Data about app and page elements:
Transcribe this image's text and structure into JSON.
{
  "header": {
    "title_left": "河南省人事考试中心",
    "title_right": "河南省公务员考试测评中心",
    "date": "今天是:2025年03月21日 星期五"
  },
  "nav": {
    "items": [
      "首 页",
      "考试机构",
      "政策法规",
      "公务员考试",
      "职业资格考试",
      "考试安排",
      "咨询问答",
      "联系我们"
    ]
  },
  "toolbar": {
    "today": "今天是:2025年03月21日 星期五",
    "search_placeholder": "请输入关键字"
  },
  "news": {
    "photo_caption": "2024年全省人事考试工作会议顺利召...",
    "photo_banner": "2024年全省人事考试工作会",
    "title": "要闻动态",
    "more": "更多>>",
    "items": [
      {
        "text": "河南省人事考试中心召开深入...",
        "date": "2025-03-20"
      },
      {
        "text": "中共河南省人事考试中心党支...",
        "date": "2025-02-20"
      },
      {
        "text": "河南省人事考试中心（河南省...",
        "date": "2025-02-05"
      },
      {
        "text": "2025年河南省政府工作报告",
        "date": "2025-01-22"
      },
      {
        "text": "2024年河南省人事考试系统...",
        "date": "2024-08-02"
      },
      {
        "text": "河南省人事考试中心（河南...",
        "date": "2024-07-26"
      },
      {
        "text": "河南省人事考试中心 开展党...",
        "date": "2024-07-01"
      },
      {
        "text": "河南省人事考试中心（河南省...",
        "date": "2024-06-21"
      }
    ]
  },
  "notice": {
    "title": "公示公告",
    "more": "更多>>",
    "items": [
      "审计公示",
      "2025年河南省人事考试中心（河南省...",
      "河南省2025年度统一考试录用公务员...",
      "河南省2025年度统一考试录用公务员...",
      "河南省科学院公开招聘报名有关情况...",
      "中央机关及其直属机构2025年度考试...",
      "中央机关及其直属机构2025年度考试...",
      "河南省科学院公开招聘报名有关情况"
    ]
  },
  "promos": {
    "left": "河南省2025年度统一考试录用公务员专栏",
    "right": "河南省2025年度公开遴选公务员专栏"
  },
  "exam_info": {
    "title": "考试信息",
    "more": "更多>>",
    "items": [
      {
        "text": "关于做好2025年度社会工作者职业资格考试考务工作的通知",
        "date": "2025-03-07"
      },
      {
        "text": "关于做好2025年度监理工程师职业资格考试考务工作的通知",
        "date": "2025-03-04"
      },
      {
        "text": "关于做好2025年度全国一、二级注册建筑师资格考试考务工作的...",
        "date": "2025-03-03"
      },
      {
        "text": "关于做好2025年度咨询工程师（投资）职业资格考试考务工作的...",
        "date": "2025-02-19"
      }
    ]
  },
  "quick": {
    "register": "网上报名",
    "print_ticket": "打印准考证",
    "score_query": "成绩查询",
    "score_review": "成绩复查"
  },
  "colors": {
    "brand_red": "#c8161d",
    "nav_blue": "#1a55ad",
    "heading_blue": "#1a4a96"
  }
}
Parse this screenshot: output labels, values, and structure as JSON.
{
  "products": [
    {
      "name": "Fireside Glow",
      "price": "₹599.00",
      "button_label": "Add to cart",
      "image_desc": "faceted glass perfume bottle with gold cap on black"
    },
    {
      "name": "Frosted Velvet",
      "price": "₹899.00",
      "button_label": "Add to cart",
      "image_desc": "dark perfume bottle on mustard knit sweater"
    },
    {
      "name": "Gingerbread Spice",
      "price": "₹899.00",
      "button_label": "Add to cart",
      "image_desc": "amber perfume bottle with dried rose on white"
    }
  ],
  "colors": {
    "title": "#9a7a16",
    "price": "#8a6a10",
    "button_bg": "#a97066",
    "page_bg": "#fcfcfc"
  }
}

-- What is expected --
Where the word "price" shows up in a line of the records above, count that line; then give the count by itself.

-- Task solution --
4